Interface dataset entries

+ + + + + + +

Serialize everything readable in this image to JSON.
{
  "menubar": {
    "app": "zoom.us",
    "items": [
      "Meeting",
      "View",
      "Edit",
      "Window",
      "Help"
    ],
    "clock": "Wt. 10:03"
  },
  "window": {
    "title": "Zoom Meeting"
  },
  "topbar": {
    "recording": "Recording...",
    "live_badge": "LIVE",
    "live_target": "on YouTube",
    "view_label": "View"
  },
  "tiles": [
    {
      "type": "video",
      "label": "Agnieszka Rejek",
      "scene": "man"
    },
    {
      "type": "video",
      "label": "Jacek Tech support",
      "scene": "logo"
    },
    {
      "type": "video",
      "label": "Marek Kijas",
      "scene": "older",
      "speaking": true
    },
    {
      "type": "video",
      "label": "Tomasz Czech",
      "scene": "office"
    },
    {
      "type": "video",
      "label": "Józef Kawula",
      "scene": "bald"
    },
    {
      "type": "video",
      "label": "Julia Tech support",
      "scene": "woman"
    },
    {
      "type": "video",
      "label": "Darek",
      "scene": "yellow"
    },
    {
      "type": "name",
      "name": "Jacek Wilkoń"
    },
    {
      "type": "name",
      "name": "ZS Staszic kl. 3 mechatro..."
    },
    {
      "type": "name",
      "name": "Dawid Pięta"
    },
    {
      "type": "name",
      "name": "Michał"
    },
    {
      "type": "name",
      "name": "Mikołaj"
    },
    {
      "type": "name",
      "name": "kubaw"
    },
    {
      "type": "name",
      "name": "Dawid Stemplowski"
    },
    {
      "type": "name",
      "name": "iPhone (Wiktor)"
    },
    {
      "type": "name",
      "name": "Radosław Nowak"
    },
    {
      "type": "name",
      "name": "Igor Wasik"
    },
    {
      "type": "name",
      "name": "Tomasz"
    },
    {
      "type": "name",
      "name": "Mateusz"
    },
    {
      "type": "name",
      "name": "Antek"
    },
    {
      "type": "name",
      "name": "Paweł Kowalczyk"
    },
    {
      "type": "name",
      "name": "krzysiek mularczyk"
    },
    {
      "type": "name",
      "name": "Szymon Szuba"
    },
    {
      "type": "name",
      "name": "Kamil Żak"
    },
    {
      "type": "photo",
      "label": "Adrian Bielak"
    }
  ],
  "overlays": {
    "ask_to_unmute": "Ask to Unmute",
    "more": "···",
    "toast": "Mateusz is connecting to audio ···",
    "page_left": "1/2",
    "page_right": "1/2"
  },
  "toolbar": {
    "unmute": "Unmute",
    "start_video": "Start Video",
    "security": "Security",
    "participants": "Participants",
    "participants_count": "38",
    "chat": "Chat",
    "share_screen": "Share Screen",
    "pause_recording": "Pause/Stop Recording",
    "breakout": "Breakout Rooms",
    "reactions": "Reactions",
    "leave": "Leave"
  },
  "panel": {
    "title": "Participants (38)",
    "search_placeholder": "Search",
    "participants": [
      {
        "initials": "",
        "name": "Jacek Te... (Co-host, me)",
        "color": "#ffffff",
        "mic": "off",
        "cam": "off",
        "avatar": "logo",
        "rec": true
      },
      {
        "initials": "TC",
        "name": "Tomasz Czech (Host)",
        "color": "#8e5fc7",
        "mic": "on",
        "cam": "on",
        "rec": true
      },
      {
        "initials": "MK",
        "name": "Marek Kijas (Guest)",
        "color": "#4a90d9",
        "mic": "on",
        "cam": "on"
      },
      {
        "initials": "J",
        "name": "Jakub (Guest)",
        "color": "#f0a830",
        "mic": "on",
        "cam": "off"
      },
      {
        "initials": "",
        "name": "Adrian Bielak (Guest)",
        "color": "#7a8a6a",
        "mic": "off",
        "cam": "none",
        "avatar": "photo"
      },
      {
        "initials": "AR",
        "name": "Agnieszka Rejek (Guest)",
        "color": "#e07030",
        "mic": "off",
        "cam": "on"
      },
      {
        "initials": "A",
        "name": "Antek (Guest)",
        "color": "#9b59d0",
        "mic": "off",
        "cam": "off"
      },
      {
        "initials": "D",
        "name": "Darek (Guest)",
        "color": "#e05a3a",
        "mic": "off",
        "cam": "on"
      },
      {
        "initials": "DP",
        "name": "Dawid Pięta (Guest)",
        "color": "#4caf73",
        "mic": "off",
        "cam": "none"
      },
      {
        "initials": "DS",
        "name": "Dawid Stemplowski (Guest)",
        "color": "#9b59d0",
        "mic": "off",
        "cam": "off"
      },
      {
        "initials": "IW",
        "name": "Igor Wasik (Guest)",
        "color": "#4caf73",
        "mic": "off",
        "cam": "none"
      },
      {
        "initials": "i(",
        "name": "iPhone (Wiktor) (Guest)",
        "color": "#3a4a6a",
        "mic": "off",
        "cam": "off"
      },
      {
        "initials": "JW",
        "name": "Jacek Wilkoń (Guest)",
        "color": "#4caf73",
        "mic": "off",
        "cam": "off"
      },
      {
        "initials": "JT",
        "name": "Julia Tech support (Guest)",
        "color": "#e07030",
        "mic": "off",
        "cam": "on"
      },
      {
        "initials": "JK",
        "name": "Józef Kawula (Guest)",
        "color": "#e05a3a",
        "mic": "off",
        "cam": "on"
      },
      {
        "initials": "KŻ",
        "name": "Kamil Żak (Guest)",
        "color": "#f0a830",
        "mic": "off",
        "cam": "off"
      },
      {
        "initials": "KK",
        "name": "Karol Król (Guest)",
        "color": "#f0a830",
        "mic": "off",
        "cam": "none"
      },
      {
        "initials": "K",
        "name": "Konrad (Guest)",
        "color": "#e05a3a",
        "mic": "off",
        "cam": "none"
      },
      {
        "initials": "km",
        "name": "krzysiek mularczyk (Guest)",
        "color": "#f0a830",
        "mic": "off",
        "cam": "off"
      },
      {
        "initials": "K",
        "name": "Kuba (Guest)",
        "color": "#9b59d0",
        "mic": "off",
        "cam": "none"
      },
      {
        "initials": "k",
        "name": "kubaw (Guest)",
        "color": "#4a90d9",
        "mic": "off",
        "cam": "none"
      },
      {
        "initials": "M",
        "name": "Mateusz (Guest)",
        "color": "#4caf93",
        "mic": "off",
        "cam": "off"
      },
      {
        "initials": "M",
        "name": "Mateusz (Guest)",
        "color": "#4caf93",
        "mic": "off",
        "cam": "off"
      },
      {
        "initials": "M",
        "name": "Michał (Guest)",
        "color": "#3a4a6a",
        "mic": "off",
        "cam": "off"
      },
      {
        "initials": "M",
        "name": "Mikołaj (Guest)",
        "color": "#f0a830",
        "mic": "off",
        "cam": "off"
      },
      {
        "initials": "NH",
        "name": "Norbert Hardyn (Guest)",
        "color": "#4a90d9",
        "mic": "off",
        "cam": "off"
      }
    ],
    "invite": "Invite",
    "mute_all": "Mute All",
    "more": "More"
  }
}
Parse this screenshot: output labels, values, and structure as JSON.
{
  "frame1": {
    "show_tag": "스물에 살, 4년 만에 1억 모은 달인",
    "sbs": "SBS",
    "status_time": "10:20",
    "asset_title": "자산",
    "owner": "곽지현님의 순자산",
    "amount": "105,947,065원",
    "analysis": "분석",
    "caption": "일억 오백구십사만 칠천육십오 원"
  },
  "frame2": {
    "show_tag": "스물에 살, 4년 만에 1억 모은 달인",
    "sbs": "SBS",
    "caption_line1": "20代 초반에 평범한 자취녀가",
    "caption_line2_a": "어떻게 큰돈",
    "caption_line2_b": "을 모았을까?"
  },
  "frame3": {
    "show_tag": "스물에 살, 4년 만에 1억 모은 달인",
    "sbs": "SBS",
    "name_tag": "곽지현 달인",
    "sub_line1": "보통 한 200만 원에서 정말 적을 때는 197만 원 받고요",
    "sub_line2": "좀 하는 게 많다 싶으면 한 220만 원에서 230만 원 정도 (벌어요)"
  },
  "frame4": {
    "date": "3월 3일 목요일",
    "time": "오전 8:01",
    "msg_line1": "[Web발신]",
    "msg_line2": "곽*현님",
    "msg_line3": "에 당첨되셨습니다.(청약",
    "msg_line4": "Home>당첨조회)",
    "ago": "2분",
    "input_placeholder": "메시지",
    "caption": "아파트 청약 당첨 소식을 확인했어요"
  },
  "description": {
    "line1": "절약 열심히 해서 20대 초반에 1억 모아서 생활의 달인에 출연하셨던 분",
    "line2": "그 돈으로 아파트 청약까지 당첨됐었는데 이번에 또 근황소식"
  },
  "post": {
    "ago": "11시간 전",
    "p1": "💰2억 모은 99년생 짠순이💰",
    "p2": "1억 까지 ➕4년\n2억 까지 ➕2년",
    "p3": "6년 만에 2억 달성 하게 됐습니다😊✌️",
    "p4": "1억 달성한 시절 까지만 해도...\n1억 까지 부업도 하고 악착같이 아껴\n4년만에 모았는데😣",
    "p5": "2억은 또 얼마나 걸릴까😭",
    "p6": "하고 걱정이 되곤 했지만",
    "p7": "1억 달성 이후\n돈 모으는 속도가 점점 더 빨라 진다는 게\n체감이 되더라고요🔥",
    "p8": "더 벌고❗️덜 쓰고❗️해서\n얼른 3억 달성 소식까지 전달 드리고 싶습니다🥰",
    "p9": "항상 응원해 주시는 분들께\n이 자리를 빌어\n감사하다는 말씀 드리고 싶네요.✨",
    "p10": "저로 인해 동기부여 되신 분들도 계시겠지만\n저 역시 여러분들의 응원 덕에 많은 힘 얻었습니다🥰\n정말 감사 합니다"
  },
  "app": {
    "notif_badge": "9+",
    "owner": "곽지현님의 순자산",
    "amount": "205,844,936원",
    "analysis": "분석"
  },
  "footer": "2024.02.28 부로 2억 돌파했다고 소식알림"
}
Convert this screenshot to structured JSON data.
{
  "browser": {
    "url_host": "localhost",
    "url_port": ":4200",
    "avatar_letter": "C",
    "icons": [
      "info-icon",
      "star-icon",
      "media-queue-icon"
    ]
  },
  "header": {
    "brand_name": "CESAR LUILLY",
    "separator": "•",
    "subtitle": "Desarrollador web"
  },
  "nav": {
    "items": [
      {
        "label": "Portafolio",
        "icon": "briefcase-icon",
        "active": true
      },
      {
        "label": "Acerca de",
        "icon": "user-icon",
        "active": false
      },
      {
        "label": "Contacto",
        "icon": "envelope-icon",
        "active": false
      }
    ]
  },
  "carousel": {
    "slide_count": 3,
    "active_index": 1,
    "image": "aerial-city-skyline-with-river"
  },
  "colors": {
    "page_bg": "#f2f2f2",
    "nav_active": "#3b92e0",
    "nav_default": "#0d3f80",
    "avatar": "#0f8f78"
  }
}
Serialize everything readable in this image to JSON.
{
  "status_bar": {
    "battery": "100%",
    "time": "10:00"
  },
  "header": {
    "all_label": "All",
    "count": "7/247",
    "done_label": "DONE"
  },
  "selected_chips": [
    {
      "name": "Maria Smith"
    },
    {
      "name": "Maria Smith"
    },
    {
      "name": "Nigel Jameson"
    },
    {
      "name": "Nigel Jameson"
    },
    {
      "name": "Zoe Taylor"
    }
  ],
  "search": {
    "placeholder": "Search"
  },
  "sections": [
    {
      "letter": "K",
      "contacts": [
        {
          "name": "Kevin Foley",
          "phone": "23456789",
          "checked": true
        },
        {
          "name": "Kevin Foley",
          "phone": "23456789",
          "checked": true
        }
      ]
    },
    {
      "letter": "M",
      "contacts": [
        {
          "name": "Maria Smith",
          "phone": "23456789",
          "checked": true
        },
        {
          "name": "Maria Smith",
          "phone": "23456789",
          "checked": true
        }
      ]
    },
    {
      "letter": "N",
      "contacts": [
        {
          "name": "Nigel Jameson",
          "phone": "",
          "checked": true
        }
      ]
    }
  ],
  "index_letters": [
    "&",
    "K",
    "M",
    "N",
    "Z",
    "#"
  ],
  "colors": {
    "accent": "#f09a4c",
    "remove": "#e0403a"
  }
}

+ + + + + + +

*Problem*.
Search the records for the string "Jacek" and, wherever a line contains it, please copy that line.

*Task solution*.
      "label": "Jacek Tech support",
      "name": "Jacek Wilkoń"
        "name": "Jacek Te... (Co-host, me)",
        "name": "Jacek Wilkoń (Guest)",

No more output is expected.